Now rather than drill a hole in the faceplate or use a blank 4HP plate to mount my insert socket, I chose to re-purpose the 2nd Audio Out socket on the A-119 for use as my Comparator Input. You need to carefully de-solder and remove this socket from the board, or if you have extra replacement sockets, you can cut it from the board using a Dremel or wire cutters, then desolder what's left of the legs.
Next I bent the rear pins/legs of my socket up at a 90 degree angle and soldered two short pieces of wire to the pins. See Image.
Solder a 2" wire to the normal pin of the socket. Solder another 2" wire to the switched pin of the socket. Desolder and remove R24 from the circuit board. Resolder the front two Ground legs of the socket to the PCB, or if you are building this mod on its own faceplate, you must connect the front two pins of the socket to Ground somewhere on the module, like the solder points for the pot brackets.
Twist and loop together one end of R24 and the switched wire and solder together (1, 2).
I slid some shrink tube over R24 and its connection to the switched wire (3). Resolder the other end of R24 to the open through-hole on the PCB (4) and cover R24 with the shrink tube (5). Solder the normal wire to the IC2/Pin1 junction point (6). My wire was too heavy to get through the hole at R24, so I soldered it to some of the component legs at the same junction (6,7).
Now the Envelope Follower signal will be sent through the socket to R24 and the comparator circuit. Patching an external signal into the socket interrupts the internal Env Follow signal and replaces it with the external source.
Modifying the A-142 is a very similar process to the A-119 mod above, however the module doesn't have an "extra" socket which I can re-purpose. Instead, I used a 4HP blank plate which I already had on hand and was already drilled to fit the Doepfer-style 3.5mm Cliff Sockets. I threw some more sockets in the other holes and made some extra Ins and Outs. Here's what it looks like now (left) and what it might look like if I rebuild it (right).
The resistor we want to desolder and remove is R21, located here near pin 1 of the TL084. In this image, the signal path is travelling from right to left, so the right side of R21 is the junction of the VC Decay circuit and the comparator circuit.
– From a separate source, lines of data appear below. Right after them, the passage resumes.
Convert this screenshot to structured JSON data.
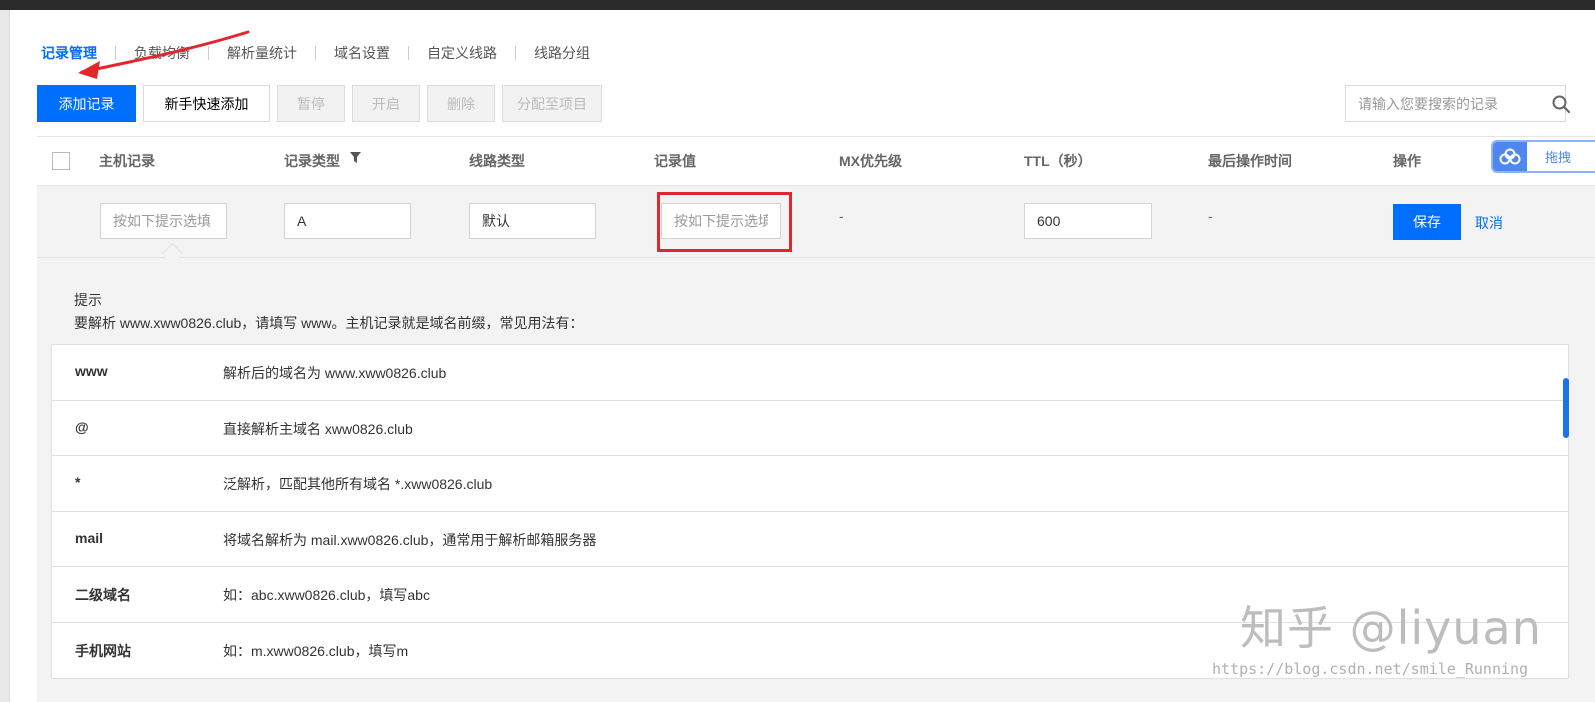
{
  "tabs": [
    {
      "label": "记录管理",
      "active": true
    },
    {
      "label": "负载均衡"
    },
    {
      "label": "解析量统计"
    },
    {
      "label": "域名设置"
    },
    {
      "label": "自定义线路"
    },
    {
      "label": "线路分组"
    }
  ],
  "toolbar": {
    "add_record": "添加记录",
    "quick_add": "新手快速添加",
    "pause": "暂停",
    "enable": "开启",
    "delete": "删除",
    "assign_project": "分配至项目"
  },
  "search": {
    "placeholder": "请输入您要搜索的记录",
    "icon": "search-icon"
  },
  "table": {
    "headers": {
      "host": "主机记录",
      "type": "记录类型",
      "line": "线路类型",
      "value": "记录值",
      "mx": "MX优先级",
      "ttl": "TTL（秒）",
      "last_op": "最后操作时间",
      "action": "操作"
    }
  },
  "edit_row": {
    "host_placeholder": "按如下提示选填",
    "type_value": "A",
    "line_value": "默认",
    "value_placeholder": "按如下提示选填",
    "mx": "-",
    "ttl_value": "600",
    "last_op": "-",
    "save": "保存",
    "cancel": "取消"
  },
  "badge": {
    "label": "拖拽",
    "icon": "cloud-icon"
  },
  "tips": {
    "title": "提示",
    "desc": "要解析 www.xww0826.club，请填写 www。主机记录就是域名前缀，常见用法有：",
    "rows": [
      {
        "key": "www",
        "val": "解析后的域名为 www.xww0826.club"
      },
      {
        "key": "@",
        "val": "直接解析主域名 xww0826.club"
      },
      {
        "key": "*",
        "val": "泛解析，匹配其他所有域名 *.xww0826.club"
      },
      {
        "key": "mail",
        "val": "将域名解析为 mail.xww0826.club，通常用于解析邮箱服务器"
      },
      {
        "key": "二级域名",
        "val": "如：abc.xww0826.club，填写abc"
      },
      {
        "key": "手机网站",
        "val": "如：m.xww0826.club，填写m"
      }
    ]
  },
  "watermark": {
    "main": "知乎 @liyuan",
    "url": "https://blog.csdn.net/smile_Running"
  },
  "colors": {
    "accent": "#006eff",
    "highlight": "#e3262d"
  }
}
We want our external signal to pass through R21. Since my 4HP expansion will be positioned on the left of the A-142 in my rack, I want to move R21 to the solder-side of the PCB, just like in the A-119 mod above.
Basic mod: prepare a spare socket by soldering a 2" long wire to the normal pin, another 2" long wire to the switched pin, and a 2.5" wire to the ground pins as shown here. Twist together the end of the
switched wire and one end of R21 and solder together. Slide shrink tube over the switched wire. Feed the other end of R21 through the hole in the PCB (shown left, "In to Comparator") and solder in place. Move the shrink tube down to cover R21. Solder the normal wire to the other solder pad (shown left, "Out from "Env Out signal") from R21's original position. Solder the Ground wire to a GND pad on the module, pot bracket pads are good (shown left, "Ground"). Mount the socket on a blank plate.
Since I had extra holes in my plate and spare sockets, I added a few more Ins and Outs:
- a socket is connected to the Trig In socket of the A-142 and simply acts as a multiple for the Trig In source.
- a socket is connected to the CV In socket and acts as a multiple for the CV In source.
- a socket is the Comparator In socket from this mod
- a socket is connected to the "switched" signal from the Comparator In socket. If no patch cable is inserted into Comp In, this socket is a multiple of the A-142 Env Out. If a patch cable is inserted, this socket is a multiple of the inserted signal.